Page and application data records
- - -

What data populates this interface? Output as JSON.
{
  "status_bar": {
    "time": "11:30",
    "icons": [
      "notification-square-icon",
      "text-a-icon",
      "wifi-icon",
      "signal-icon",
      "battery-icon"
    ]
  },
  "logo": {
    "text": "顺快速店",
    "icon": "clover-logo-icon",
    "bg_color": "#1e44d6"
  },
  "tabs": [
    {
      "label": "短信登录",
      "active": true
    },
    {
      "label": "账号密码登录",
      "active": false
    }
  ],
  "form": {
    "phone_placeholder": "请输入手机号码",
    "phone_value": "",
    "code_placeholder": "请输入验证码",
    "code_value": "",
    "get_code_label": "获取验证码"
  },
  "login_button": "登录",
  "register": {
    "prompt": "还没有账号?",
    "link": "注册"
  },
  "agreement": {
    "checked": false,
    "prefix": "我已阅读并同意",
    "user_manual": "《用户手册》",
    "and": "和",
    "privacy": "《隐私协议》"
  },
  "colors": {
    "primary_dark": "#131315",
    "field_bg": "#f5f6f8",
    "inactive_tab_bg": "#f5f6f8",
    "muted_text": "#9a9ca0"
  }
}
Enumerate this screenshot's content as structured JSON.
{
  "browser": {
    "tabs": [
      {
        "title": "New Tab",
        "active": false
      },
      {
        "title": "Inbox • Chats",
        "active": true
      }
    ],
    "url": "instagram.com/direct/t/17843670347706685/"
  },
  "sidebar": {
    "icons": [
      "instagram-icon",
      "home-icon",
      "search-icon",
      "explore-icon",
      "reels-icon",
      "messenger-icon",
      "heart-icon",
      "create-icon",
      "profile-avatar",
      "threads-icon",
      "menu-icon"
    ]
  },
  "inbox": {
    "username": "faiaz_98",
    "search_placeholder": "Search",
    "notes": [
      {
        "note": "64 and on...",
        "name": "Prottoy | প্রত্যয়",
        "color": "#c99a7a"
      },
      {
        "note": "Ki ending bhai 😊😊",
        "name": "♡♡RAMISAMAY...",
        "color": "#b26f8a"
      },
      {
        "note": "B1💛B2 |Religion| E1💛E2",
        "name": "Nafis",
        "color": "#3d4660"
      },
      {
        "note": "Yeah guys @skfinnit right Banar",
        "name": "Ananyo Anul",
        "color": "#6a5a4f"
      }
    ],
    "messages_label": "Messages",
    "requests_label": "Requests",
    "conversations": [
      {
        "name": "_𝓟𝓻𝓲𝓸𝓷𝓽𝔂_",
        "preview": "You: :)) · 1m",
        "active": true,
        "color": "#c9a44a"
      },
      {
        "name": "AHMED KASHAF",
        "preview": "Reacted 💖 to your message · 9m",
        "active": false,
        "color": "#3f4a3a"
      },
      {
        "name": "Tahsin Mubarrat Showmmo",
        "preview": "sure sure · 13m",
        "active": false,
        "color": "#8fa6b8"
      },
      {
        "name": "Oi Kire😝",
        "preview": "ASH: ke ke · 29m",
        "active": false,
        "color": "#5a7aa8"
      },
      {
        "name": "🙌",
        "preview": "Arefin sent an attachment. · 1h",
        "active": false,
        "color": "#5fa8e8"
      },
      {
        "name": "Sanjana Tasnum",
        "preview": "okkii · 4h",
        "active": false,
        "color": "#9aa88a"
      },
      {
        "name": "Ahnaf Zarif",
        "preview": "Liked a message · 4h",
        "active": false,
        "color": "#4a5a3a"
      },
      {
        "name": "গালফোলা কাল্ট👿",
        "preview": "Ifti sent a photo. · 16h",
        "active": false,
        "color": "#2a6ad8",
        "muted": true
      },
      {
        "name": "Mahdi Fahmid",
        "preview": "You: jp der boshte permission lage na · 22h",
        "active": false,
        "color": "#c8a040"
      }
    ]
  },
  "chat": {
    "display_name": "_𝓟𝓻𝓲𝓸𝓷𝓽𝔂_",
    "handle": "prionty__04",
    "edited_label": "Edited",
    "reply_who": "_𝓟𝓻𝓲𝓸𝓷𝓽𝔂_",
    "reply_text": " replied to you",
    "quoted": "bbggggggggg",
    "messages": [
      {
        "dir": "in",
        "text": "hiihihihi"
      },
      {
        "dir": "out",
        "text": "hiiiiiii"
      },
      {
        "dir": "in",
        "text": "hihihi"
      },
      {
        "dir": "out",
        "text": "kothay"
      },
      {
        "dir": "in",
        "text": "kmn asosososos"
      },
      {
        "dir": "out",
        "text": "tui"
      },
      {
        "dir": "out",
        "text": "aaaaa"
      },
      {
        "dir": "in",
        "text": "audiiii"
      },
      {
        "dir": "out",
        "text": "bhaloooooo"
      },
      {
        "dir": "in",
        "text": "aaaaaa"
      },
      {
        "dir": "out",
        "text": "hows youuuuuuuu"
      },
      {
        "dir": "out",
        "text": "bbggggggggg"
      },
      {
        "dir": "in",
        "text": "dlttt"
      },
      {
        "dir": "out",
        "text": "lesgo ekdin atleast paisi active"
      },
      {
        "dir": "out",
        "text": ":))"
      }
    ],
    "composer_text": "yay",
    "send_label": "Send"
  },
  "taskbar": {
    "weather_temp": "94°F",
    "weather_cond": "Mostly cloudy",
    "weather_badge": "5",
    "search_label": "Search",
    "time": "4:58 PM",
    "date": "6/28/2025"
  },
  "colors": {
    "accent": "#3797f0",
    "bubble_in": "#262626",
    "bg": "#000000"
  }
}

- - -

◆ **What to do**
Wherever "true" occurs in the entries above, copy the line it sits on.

◆ **Task output**
      "active": true
        "active": true
        "active": true,
        "muted": true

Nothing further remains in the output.